## Task requirements
Count how many lines hold "JSON" in the records, and respond with that number by itself.

Records from a data source:
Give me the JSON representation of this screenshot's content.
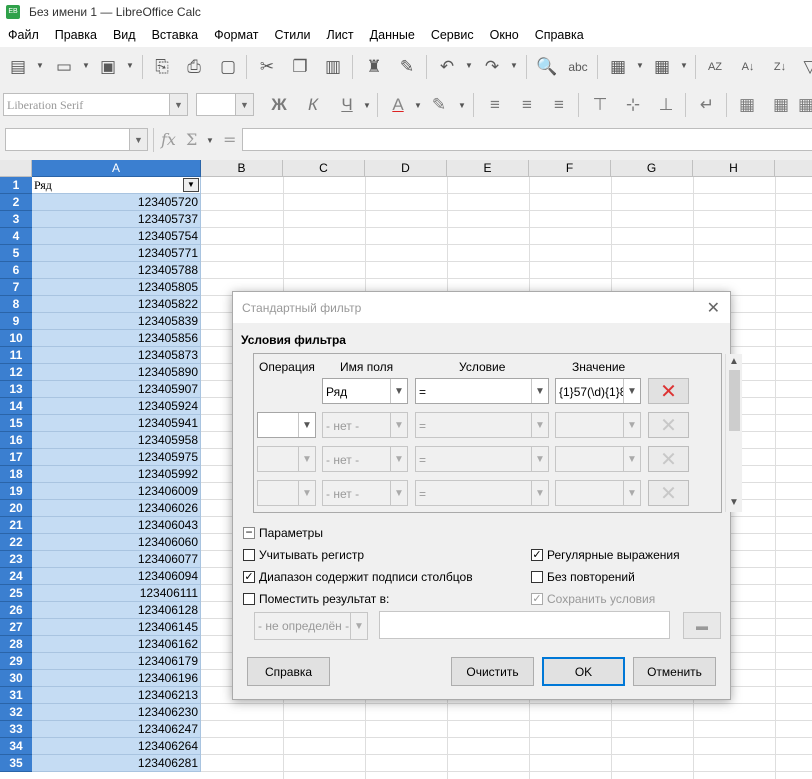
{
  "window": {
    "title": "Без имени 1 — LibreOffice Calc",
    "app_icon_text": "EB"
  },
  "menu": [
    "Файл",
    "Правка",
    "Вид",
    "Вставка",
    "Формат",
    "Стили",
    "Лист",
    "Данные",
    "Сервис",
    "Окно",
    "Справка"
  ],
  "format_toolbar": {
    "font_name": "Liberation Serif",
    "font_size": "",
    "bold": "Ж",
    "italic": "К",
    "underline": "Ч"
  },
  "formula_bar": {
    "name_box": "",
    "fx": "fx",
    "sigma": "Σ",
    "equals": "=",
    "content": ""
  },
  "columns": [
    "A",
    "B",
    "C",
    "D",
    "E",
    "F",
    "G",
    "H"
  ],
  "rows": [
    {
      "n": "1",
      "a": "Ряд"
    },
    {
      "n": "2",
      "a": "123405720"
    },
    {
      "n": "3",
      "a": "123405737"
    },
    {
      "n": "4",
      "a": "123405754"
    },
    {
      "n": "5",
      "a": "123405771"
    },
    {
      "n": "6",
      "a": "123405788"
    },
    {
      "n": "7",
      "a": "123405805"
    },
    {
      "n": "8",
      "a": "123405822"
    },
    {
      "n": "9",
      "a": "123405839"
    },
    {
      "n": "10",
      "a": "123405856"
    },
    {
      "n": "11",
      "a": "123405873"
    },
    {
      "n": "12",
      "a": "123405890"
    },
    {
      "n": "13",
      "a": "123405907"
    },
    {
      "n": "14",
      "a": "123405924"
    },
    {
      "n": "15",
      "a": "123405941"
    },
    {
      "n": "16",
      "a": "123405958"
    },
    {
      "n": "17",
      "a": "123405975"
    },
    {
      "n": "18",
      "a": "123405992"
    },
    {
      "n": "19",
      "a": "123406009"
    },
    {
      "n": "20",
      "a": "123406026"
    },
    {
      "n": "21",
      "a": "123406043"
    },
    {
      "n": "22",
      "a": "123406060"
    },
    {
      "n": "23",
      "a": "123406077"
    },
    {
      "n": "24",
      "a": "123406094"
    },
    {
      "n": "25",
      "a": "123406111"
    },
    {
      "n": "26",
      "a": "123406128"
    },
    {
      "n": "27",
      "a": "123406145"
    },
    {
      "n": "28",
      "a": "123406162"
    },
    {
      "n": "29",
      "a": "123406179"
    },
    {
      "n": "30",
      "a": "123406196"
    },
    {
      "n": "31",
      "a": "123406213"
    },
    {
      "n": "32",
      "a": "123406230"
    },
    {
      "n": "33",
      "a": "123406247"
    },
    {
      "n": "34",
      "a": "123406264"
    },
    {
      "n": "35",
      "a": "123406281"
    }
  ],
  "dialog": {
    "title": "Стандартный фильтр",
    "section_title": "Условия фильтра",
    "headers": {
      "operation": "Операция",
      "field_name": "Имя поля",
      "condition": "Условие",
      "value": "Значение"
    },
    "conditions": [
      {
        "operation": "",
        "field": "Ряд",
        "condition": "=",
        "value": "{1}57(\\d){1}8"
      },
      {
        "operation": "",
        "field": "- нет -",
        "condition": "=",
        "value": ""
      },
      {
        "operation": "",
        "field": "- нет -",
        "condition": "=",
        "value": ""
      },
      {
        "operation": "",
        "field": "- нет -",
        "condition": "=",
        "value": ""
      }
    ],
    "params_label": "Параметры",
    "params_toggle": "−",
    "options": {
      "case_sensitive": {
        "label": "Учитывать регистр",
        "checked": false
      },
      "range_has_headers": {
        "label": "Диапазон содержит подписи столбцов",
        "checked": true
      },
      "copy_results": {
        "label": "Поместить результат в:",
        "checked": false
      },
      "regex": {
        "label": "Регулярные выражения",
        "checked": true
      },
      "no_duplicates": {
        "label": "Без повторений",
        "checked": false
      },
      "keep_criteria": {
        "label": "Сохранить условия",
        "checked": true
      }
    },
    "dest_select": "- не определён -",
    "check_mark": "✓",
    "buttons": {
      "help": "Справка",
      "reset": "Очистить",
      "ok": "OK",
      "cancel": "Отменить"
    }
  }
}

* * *

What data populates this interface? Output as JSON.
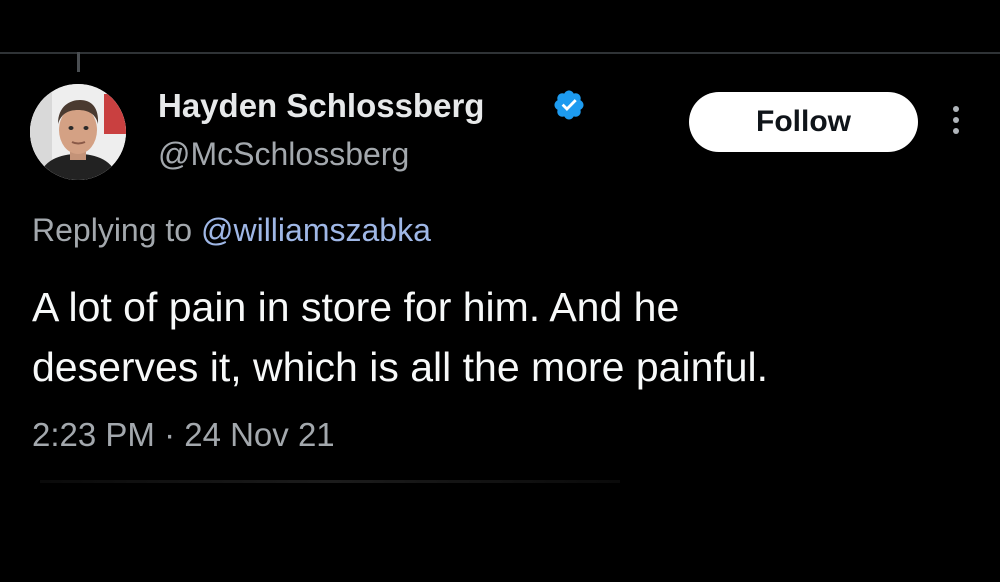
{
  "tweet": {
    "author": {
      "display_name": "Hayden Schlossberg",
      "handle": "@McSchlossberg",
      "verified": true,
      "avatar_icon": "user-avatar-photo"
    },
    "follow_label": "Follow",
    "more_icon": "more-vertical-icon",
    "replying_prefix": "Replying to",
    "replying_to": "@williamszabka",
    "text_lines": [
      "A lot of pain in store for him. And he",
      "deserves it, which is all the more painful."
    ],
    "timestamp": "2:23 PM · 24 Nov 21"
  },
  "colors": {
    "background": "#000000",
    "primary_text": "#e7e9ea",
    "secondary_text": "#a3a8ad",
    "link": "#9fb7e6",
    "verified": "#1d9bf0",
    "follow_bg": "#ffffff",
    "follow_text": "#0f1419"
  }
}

## Task response
2